## WHAT THIS TASK INVOLVES
A verbatim copy of the records below, pictures omitted, is the task.

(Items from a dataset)
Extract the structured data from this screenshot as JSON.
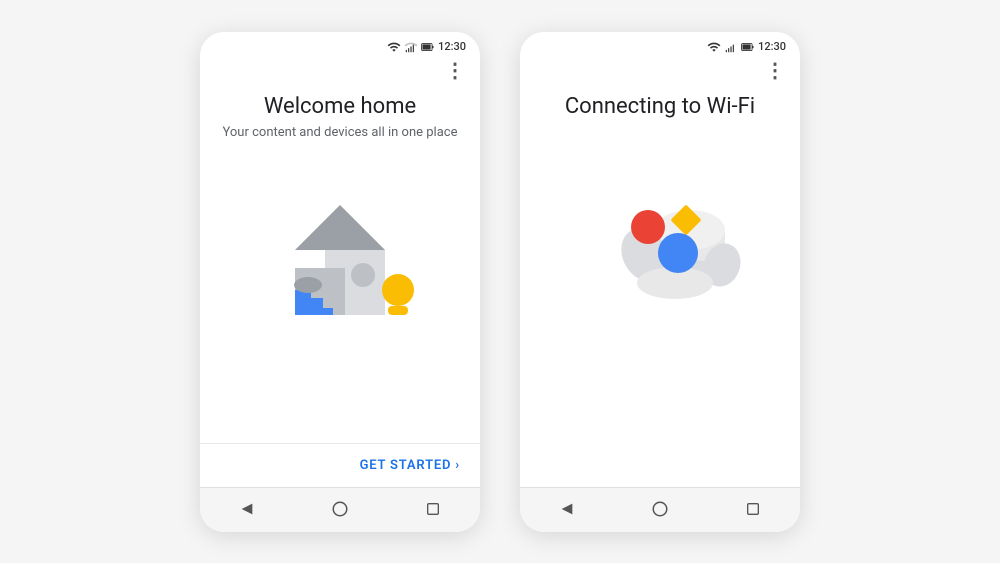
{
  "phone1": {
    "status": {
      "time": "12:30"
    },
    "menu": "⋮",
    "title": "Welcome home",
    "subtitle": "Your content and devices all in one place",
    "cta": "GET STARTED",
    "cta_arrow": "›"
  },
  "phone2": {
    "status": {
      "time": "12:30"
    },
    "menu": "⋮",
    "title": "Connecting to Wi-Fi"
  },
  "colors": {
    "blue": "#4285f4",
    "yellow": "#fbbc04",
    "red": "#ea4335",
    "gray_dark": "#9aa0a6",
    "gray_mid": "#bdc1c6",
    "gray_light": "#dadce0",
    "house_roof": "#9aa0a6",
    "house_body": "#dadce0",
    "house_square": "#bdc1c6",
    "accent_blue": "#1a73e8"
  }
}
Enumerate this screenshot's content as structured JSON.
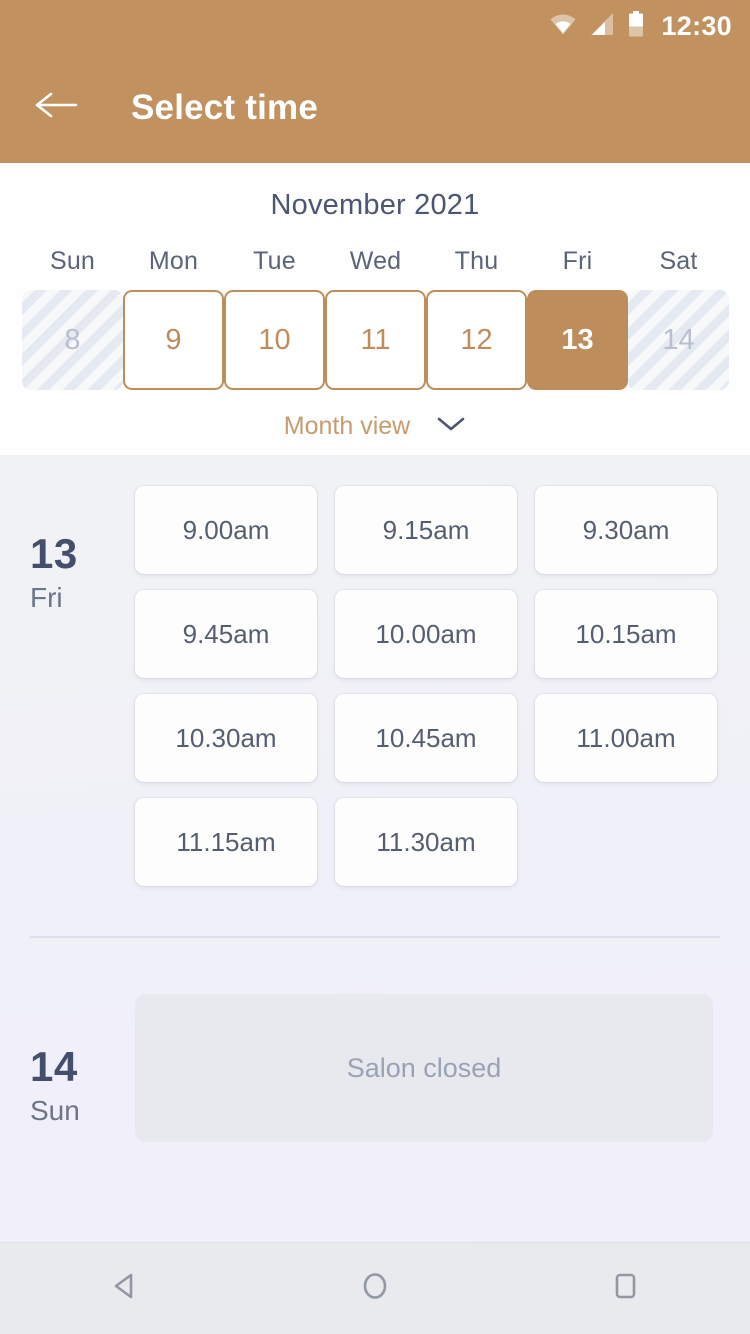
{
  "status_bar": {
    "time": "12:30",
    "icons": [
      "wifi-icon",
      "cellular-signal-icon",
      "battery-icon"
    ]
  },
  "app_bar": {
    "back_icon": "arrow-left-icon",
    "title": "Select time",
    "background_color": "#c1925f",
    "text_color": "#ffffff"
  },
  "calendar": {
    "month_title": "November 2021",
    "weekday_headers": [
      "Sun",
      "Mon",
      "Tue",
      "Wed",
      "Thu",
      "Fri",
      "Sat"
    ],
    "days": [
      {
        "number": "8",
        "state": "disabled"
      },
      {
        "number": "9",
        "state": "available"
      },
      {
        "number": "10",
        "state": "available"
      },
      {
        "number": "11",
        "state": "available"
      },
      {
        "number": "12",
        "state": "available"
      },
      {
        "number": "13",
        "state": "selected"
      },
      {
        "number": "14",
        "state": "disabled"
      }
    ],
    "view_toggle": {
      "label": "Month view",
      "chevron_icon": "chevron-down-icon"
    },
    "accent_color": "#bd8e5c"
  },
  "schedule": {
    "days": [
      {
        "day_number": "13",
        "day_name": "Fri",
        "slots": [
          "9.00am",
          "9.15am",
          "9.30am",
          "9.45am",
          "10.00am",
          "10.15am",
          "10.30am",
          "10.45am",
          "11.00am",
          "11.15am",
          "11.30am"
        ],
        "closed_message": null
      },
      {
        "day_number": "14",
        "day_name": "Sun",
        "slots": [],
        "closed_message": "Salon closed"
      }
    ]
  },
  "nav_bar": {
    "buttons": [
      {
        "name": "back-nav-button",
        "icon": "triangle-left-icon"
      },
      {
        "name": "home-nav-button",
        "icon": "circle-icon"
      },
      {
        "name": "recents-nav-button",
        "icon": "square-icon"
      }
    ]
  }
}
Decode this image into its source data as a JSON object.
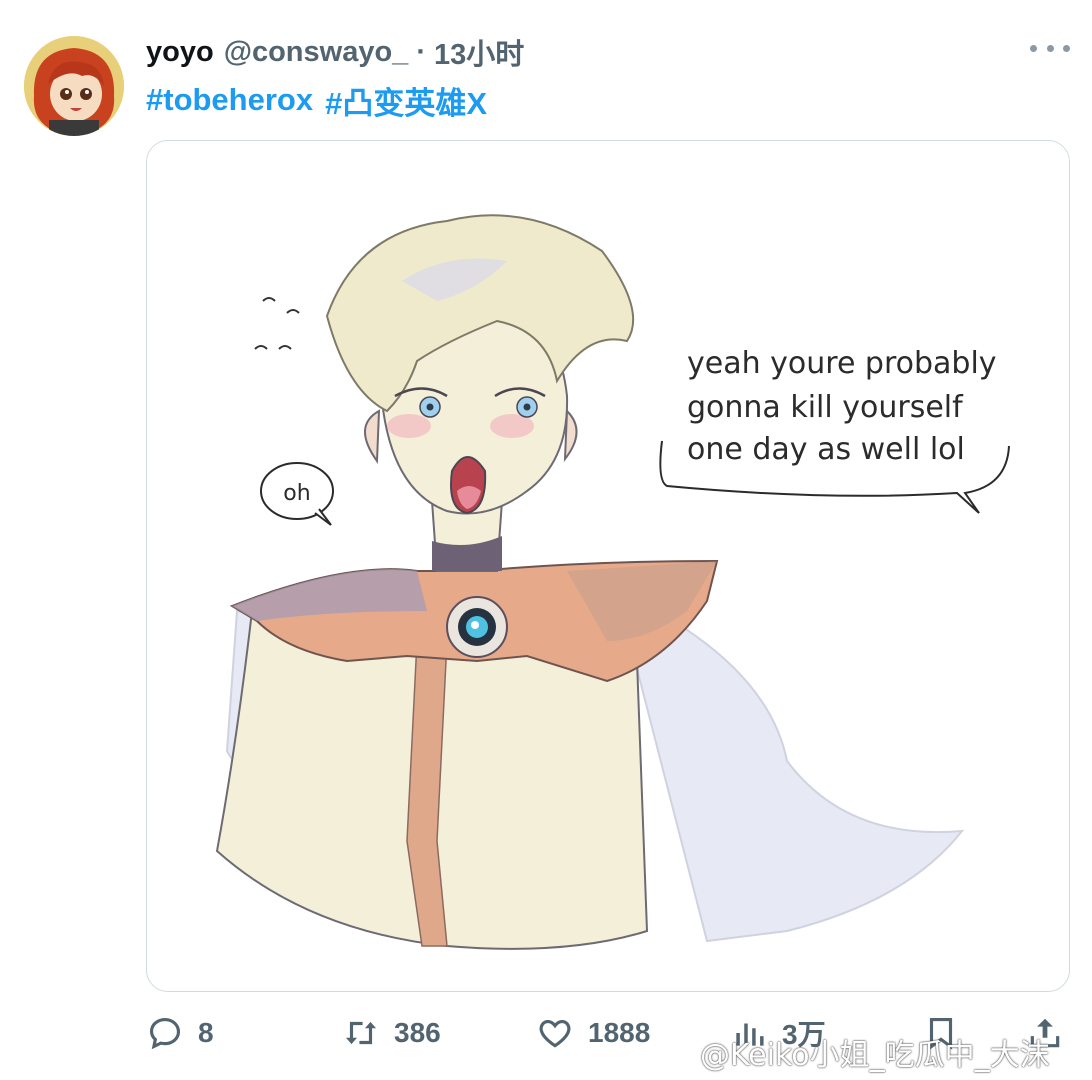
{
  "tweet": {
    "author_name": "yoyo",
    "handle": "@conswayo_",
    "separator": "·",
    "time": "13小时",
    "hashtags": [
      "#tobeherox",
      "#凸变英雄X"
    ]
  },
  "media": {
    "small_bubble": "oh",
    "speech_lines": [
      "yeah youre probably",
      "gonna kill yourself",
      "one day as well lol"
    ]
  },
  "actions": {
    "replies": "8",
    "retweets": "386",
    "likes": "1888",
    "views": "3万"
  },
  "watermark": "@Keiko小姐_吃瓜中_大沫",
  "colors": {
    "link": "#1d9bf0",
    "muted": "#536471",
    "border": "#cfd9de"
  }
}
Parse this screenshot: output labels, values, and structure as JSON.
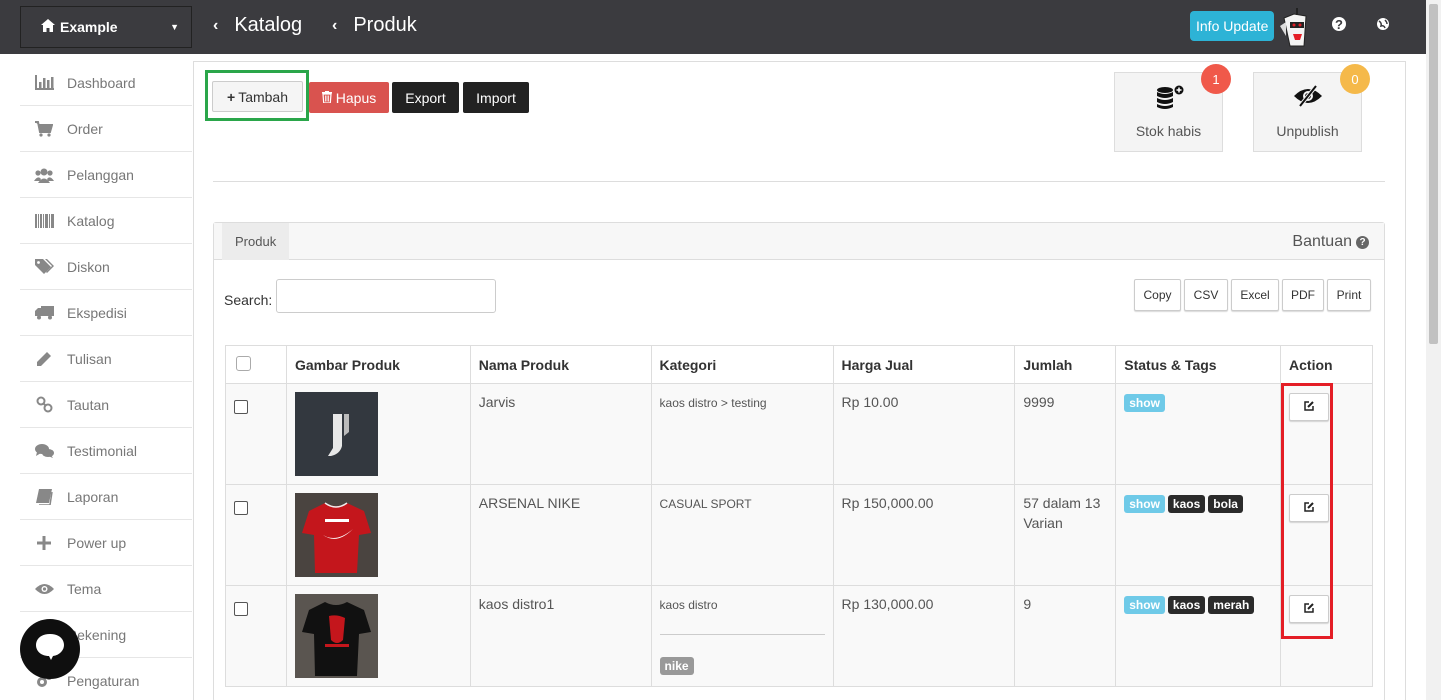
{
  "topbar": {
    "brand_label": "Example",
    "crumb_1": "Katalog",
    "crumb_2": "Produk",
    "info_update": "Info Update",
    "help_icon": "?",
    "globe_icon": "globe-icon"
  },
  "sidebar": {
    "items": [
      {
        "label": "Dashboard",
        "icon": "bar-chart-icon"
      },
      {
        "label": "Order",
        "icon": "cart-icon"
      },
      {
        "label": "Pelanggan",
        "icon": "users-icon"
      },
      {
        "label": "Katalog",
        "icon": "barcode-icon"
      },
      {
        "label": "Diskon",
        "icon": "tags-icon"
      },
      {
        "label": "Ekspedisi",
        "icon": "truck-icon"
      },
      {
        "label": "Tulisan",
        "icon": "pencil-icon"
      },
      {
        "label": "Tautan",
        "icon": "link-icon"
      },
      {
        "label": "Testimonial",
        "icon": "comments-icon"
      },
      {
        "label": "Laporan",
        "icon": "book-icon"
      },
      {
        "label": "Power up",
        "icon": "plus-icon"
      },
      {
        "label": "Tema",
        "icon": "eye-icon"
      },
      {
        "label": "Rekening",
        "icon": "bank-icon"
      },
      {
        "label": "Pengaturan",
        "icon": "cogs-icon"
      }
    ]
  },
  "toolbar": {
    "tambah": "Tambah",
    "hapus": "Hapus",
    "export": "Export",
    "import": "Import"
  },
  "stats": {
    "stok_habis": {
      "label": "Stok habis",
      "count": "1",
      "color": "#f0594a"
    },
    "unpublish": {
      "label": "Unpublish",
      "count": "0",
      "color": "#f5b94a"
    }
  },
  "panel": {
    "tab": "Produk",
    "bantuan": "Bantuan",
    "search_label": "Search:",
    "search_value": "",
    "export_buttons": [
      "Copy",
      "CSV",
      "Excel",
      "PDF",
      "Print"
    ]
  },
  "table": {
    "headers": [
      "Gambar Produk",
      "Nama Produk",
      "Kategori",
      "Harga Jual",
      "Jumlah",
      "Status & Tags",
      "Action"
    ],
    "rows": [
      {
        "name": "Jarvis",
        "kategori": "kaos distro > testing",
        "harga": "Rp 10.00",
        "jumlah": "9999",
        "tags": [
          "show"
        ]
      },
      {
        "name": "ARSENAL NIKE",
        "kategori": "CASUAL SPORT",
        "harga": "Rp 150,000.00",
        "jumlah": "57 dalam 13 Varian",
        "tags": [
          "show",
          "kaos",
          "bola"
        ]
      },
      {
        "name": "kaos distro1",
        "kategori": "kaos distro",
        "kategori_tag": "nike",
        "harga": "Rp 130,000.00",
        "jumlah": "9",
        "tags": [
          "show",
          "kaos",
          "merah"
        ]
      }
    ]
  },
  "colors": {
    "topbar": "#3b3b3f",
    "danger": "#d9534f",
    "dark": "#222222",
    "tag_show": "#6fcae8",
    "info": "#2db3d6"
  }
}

## RESPONSE TO THIS EXERCISE
Extract the structured data from this screenshot as JSON.
{
  "phone1": {
    "status": {
      "time": "12:30"
    },
    "menu": "⋮",
    "title": "Welcome home",
    "subtitle": "Your content and devices all in one place",
    "cta": "GET STARTED",
    "cta_arrow": "›"
  },
  "phone2": {
    "status": {
      "time": "12:30"
    },
    "menu": "⋮",
    "title": "Connecting to Wi-Fi"
  },
  "colors": {
    "blue": "#4285f4",
    "yellow": "#fbbc04",
    "red": "#ea4335",
    "gray_dark": "#9aa0a6",
    "gray_mid": "#bdc1c6",
    "gray_light": "#dadce0",
    "house_roof": "#9aa0a6",
    "house_body": "#dadce0",
    "house_square": "#bdc1c6",
    "accent_blue": "#1a73e8"
  }
}
Enumerate this screenshot's content as structured JSON.
{
  "status_bar": {
    "time": "12:30",
    "icons": [
      "wifi-icon",
      "cellular-signal-icon",
      "battery-icon"
    ]
  },
  "app_bar": {
    "back_icon": "arrow-left-icon",
    "title": "Select time",
    "background_color": "#c1925f",
    "text_color": "#ffffff"
  },
  "calendar": {
    "month_title": "November 2021",
    "weekday_headers": [
      "Sun",
      "Mon",
      "Tue",
      "Wed",
      "Thu",
      "Fri",
      "Sat"
    ],
    "days": [
      {
        "number": "8",
        "state": "disabled"
      },
      {
        "number": "9",
        "state": "available"
      },
      {
        "number": "10",
        "state": "available"
      },
      {
        "number": "11",
        "state": "available"
      },
      {
        "number": "12",
        "state": "available"
      },
      {
        "number": "13",
        "state": "selected"
      },
      {
        "number": "14",
        "state": "disabled"
      }
    ],
    "view_toggle": {
      "label": "Month view",
      "chevron_icon": "chevron-down-icon"
    },
    "accent_color": "#bd8e5c"
  },
  "schedule": {
    "days": [
      {
        "day_number": "13",
        "day_name": "Fri",
        "slots": [
          "9.00am",
          "9.15am",
          "9.30am",
          "9.45am",
          "10.00am",
          "10.15am",
          "10.30am",
          "10.45am",
          "11.00am",
          "11.15am",
          "11.30am"
        ],
        "closed_message": null
      },
      {
        "day_number": "14",
        "day_name": "Sun",
        "slots": [],
        "closed_message": "Salon closed"
      }
    ]
  },
  "nav_bar": {
    "buttons": [
      {
        "name": "back-nav-button",
        "icon": "triangle-left-icon"
      },
      {
        "name": "home-nav-button",
        "icon": "circle-icon"
      },
      {
        "name": "recents-nav-button",
        "icon": "square-icon"
      }
    ]
  }
}
Decode this image into its source data as a JSON object.
{
  "tweet": {
    "author_name": "yoyo",
    "handle": "@conswayo_",
    "separator": "·",
    "time": "13小时",
    "hashtags": [
      "#tobeherox",
      "#凸变英雄X"
    ]
  },
  "media": {
    "small_bubble": "oh",
    "speech_lines": [
      "yeah youre probably",
      "gonna kill yourself",
      "one day as well lol"
    ]
  },
  "actions": {
    "replies": "8",
    "retweets": "386",
    "likes": "1888",
    "views": "3万"
  },
  "watermark": "@Keiko小姐_吃瓜中_大沫",
  "colors": {
    "link": "#1d9bf0",
    "muted": "#536471",
    "border": "#cfd9de"
  }
}
Parse this screenshot: output labels, values, and structure as JSON.
{
  "topbar": {
    "brand_label": "Example",
    "crumb_1": "Katalog",
    "crumb_2": "Produk",
    "info_update": "Info Update",
    "help_icon": "?",
    "globe_icon": "globe-icon"
  },
  "sidebar": {
    "items": [
      {
        "label": "Dashboard",
        "icon": "bar-chart-icon"
      },
      {
        "label": "Order",
        "icon": "cart-icon"
      },
      {
        "label": "Pelanggan",
        "icon": "users-icon"
      },
      {
        "label": "Katalog",
        "icon": "barcode-icon"
      },
      {
        "label": "Diskon",
        "icon": "tags-icon"
      },
      {
        "label": "Ekspedisi",
        "icon": "truck-icon"
      },
      {
        "label": "Tulisan",
        "icon": "pencil-icon"
      },
      {
        "label": "Tautan",
        "icon": "link-icon"
      },
      {
        "label": "Testimonial",
        "icon": "comments-icon"
      },
      {
        "label": "Laporan",
        "icon": "book-icon"
      },
      {
        "label": "Power up",
        "icon": "plus-icon"
      },
      {
        "label": "Tema",
        "icon": "eye-icon"
      },
      {
        "label": "Rekening",
        "icon": "bank-icon"
      },
      {
        "label": "Pengaturan",
        "icon": "cogs-icon"
      }
    ]
  },
  "toolbar": {
    "tambah": "Tambah",
    "hapus": "Hapus",
    "export": "Export",
    "import": "Import"
  },
  "stats": {
    "stok_habis": {
      "label": "Stok habis",
      "count": "1",
      "color": "#f0594a"
    },
    "unpublish": {
      "label": "Unpublish",
      "count": "0",
      "color": "#f5b94a"
    }
  },
  "panel": {
    "tab": "Produk",
    "bantuan": "Bantuan",
    "search_label": "Search:",
    "search_value": "",
    "export_buttons": [
      "Copy",
      "CSV",
      "Excel",
      "PDF",
      "Print"
    ]
  },
  "table": {
    "headers": [
      "Gambar Produk",
      "Nama Produk",
      "Kategori",
      "Harga Jual",
      "Jumlah",
      "Status & Tags",
      "Action"
    ],
    "rows": [
      {
        "name": "Jarvis",
        "kategori": "kaos distro > testing",
        "harga": "Rp 10.00",
        "jumlah": "9999",
        "tags": [
          "show"
        ]
      },
      {
        "name": "ARSENAL NIKE",
        "kategori": "CASUAL SPORT",
        "harga": "Rp 150,000.00",
        "jumlah": "57 dalam 13 Varian",
        "tags": [
          "show",
          "kaos",
          "bola"
        ]
      },
      {
        "name": "kaos distro1",
        "kategori": "kaos distro",
        "kategori_tag": "nike",
        "harga": "Rp 130,000.00",
        "jumlah": "9",
        "tags": [
          "show",
          "kaos",
          "merah"
        ]
      }
    ]
  },
  "colors": {
    "topbar": "#3b3b3f",
    "danger": "#d9534f",
    "dark": "#222222",
    "tag_show": "#6fcae8",
    "info": "#2db3d6"
  }
}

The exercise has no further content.